First off, my camera is a HP Photosmart 945 digital camera, but any camera, digital or analog, with a number of features which I explain below will do. Also, my camera is a 5 megapixel one but you do not need nearly that much resolution to take photograps of miniatures you want to display on a web page. In fact, I can’t even use the full 5 megapixels, as the fixed lens on the camera cannot focus close enough to allow the miniature to fill the frame and thus use the full resolution. In this case, bigger is not better.
The most important part about taking pictures of miniatures is lighting. There can never be enough light on your miniature. The reason why is basically twofold. On the one hand, you need the light to show detail, quite simply. Without adequate lighting, the figure becomes a shady, undetailed ghost of itself. You can try to beef up the lightness of the picture in an image editing program afterwards, but that is usually quite unsatisfying, as your original picture does not have enough dynamic range (different values of “lightness”) to work with (and, to quote a certain Mr. Baggins of Bag End, near Hobbiton, the Shire, extending this small dynamic range is like spreading butter over too much bread). So make sure that you have enough lighting to begin with.

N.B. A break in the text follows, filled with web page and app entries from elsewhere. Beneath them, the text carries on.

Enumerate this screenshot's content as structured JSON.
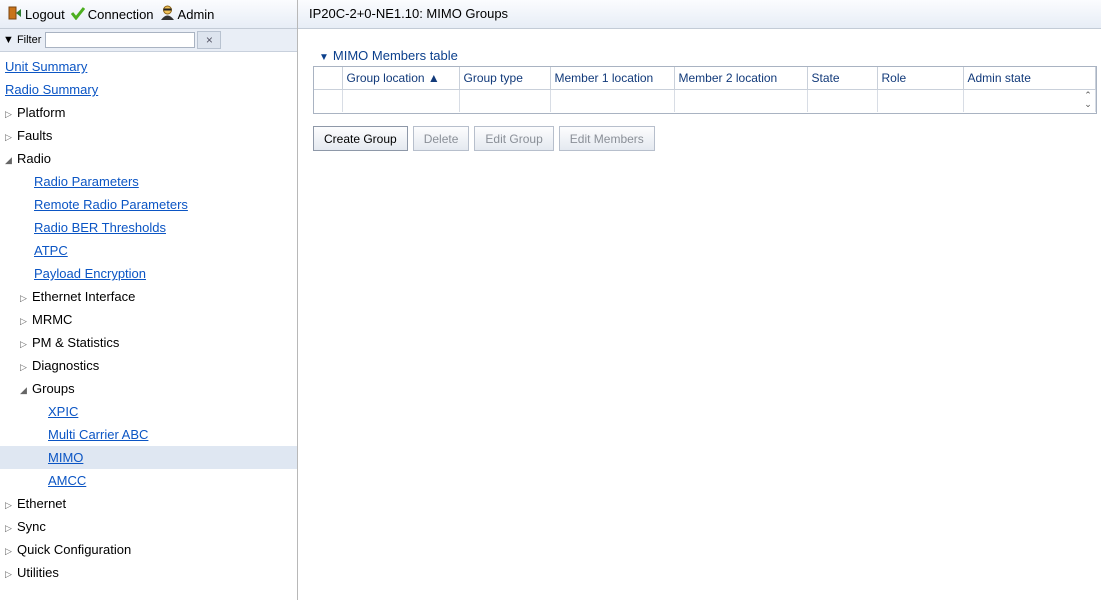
{
  "topbar": {
    "logout": "Logout",
    "connection": "Connection",
    "admin": "Admin"
  },
  "filter": {
    "label": "Filter",
    "value": "",
    "clear": "×"
  },
  "tree": [
    {
      "label": "Unit Summary",
      "type": "link0"
    },
    {
      "label": "Radio Summary",
      "type": "link0"
    },
    {
      "label": "Platform",
      "type": "collapsed",
      "level": 0
    },
    {
      "label": "Faults",
      "type": "collapsed",
      "level": 0
    },
    {
      "label": "Radio",
      "type": "expanded",
      "level": 0
    },
    {
      "label": "Radio Parameters",
      "type": "link1"
    },
    {
      "label": "Remote Radio Parameters",
      "type": "link1"
    },
    {
      "label": "Radio BER Thresholds",
      "type": "link1"
    },
    {
      "label": "ATPC",
      "type": "link1"
    },
    {
      "label": "Payload Encryption",
      "type": "link1"
    },
    {
      "label": "Ethernet Interface",
      "type": "collapsed",
      "level": 1
    },
    {
      "label": "MRMC",
      "type": "collapsed",
      "level": 1
    },
    {
      "label": "PM & Statistics",
      "type": "collapsed",
      "level": 1
    },
    {
      "label": "Diagnostics",
      "type": "collapsed",
      "level": 1
    },
    {
      "label": "Groups",
      "type": "expanded",
      "level": 1
    },
    {
      "label": "XPIC",
      "type": "link2"
    },
    {
      "label": "Multi Carrier ABC",
      "type": "link2"
    },
    {
      "label": "MIMO",
      "type": "link2",
      "selected": true
    },
    {
      "label": "AMCC",
      "type": "link2"
    },
    {
      "label": "Ethernet",
      "type": "collapsed",
      "level": 0
    },
    {
      "label": "Sync",
      "type": "collapsed",
      "level": 0
    },
    {
      "label": "Quick Configuration",
      "type": "collapsed",
      "level": 0
    },
    {
      "label": "Utilities",
      "type": "collapsed",
      "level": 0
    }
  ],
  "page": {
    "title": "IP20C-2+0-NE1.10: MIMO Groups",
    "section_title": "MIMO Members table"
  },
  "table": {
    "columns": [
      "Group location ▲",
      "Group type",
      "Member 1 location",
      "Member 2 location",
      "State",
      "Role",
      "Admin state"
    ],
    "rows": []
  },
  "buttons": [
    {
      "label": "Create Group",
      "enabled": true,
      "name": "create-group-button"
    },
    {
      "label": "Delete",
      "enabled": false,
      "name": "delete-button"
    },
    {
      "label": "Edit Group",
      "enabled": false,
      "name": "edit-group-button"
    },
    {
      "label": "Edit Members",
      "enabled": false,
      "name": "edit-members-button"
    }
  ],
  "icons": {
    "logout": "logout-icon",
    "connection": "checkmark-icon",
    "admin": "admin-user-icon"
  }
}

The second reason you need lots of light is because of the tricks we’re going to use when photographing the miniature (notably setting a low ISO value and choosing a minuscule aperture), which all require more light than normal to hit the camera.
I usually use a deskside light with a daylight bulb (by which I paint as well) immediately above the miniature, with occasionally a flashlight (with a white cloth across the buisness end to diffuse the light) for extra spot lighting. However, in most cases, that is usually not enough light, so I have to massage the photos afterward in an image editing program, which as said leads to mixed results. When I have my wargame room in the new house set up, I’ll include a small stage for miniature photography with some extra lighting, but for now, I’ll continue the way I’m working at the moment.
BTW, do not use the camera’s built in flash. It does provide enough light, but it does not lead to good results. It usually leads to overexposed highlights, which takes quite some work to correct afterwards (the dynamic range is skewed to one side). Also, with a builtin flash as my camera has, it is impossible to avoid quite stark shadows as evident in the picture below. To give you an idea, The composite picture below show a miniature I photographed with flash (left) and with other lighting (right). Note that the blueish tint of the flash photographed miniature is an artifact, as the white balance of the camera was set to the value for the other lighting — the blue tint is not inherent to flash photography. Also note that the photo on the right could use more light — this was one of the very first miniature pics I took, so I was (and still am) still learning.
That’s it for part 1. Next up will be some specific camera settings (ISO value, aperture, focus, white balance) I use, and why.